**EXTRACTED MATERIAL:**
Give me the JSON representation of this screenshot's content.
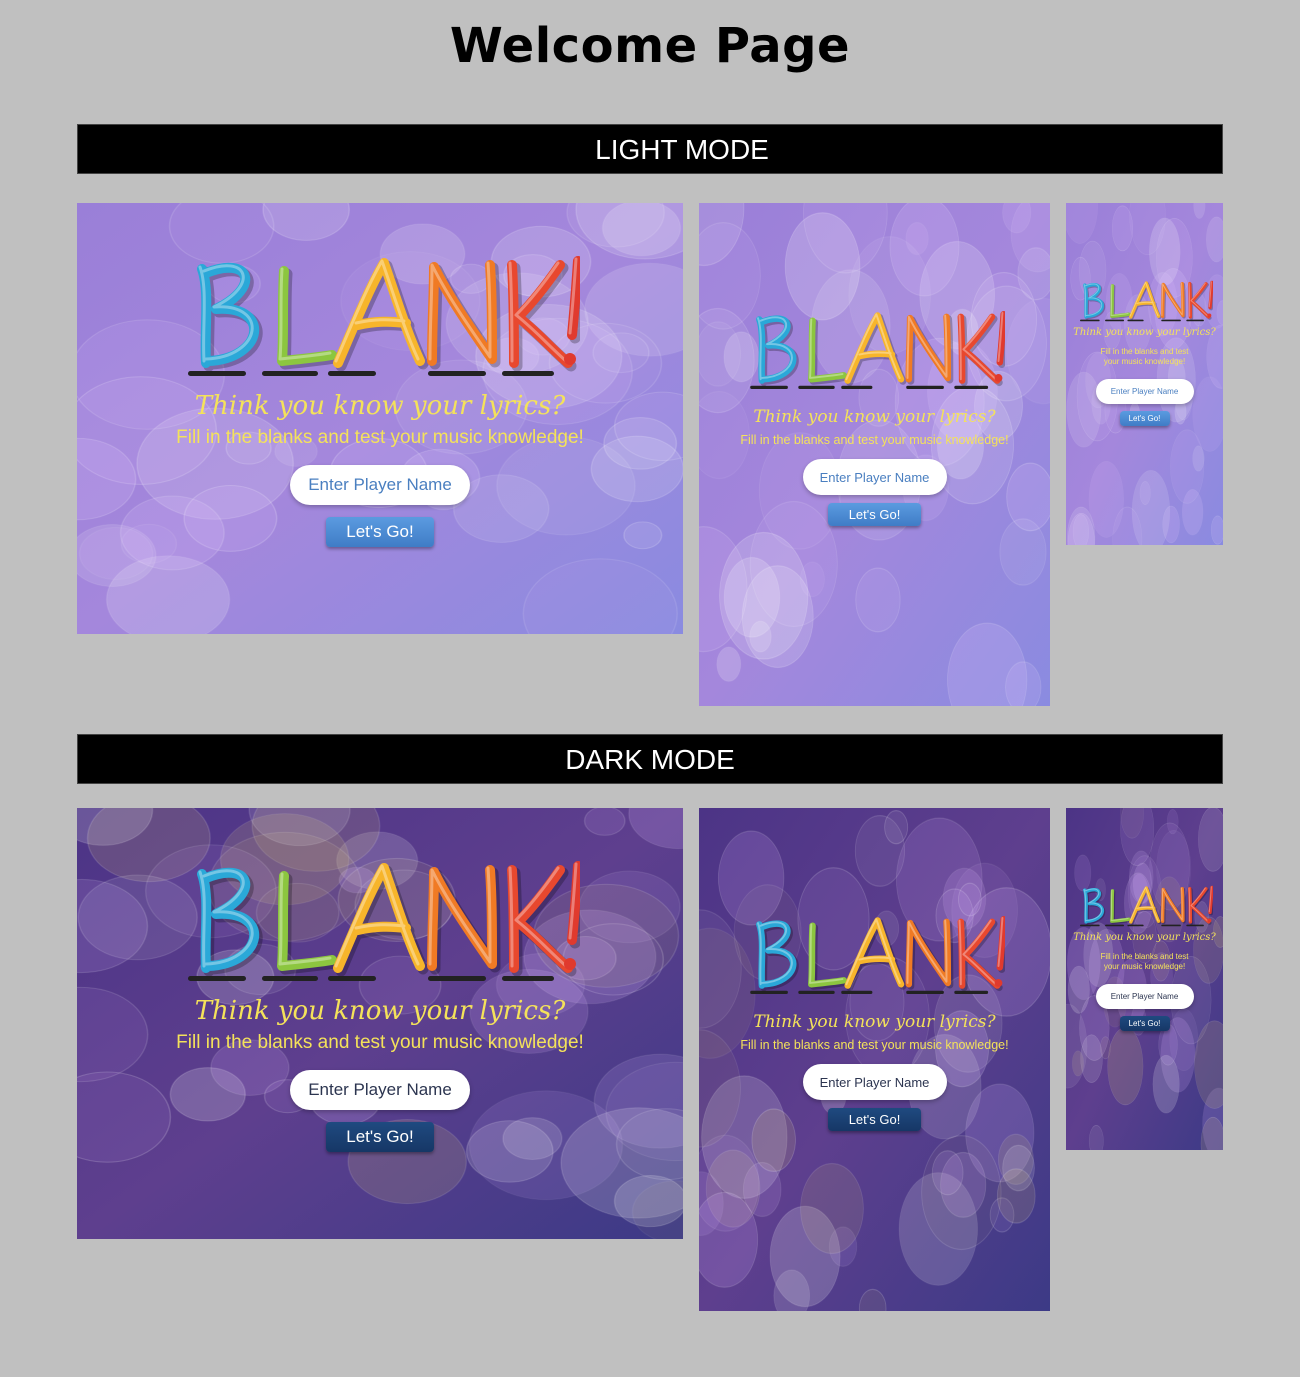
{
  "page_title": "Welcome Page",
  "sections": {
    "light_label": "LIGHT MODE",
    "dark_label": "DARK MODE"
  },
  "welcome": {
    "logo_text": "BLANK!",
    "tagline": "Think you know your lyrics?",
    "subtitle": "Fill in the blanks and test your music knowledge!",
    "subtitle_small_line1": "Fill in the blanks and test",
    "subtitle_small_line2": "your music knowledge!",
    "name_placeholder": "Enter Player Name",
    "go_label": "Let's Go!"
  },
  "colors": {
    "page_background": "#c0c0c0",
    "section_bar": "#000000",
    "light_bg": "#9a7fd8",
    "dark_bg": "#5e3f8e",
    "tagline": "#f4e25a",
    "light_button": "#4a88d0",
    "dark_button": "#1b3f73",
    "logo_gradient": [
      "#2aa8d8",
      "#8cc63f",
      "#f7b52b",
      "#f07a24",
      "#e03a2e"
    ]
  }
}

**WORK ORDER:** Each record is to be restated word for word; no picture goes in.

**SOLUTION:**
Give me the JSON representation of this screenshot's content.
{
  "page_title": "Welcome Page",
  "sections": {
    "light_label": "LIGHT MODE",
    "dark_label": "DARK MODE"
  },
  "welcome": {
    "logo_text": "BLANK!",
    "tagline": "Think you know your lyrics?",
    "subtitle": "Fill in the blanks and test your music knowledge!",
    "subtitle_small_line1": "Fill in the blanks and test",
    "subtitle_small_line2": "your music knowledge!",
    "name_placeholder": "Enter Player Name",
    "go_label": "Let's Go!"
  },
  "colors": {
    "page_background": "#c0c0c0",
    "section_bar": "#000000",
    "light_bg": "#9a7fd8",
    "dark_bg": "#5e3f8e",
    "tagline": "#f4e25a",
    "light_button": "#4a88d0",
    "dark_button": "#1b3f73",
    "logo_gradient": [
      "#2aa8d8",
      "#8cc63f",
      "#f7b52b",
      "#f07a24",
      "#e03a2e"
    ]
  }
}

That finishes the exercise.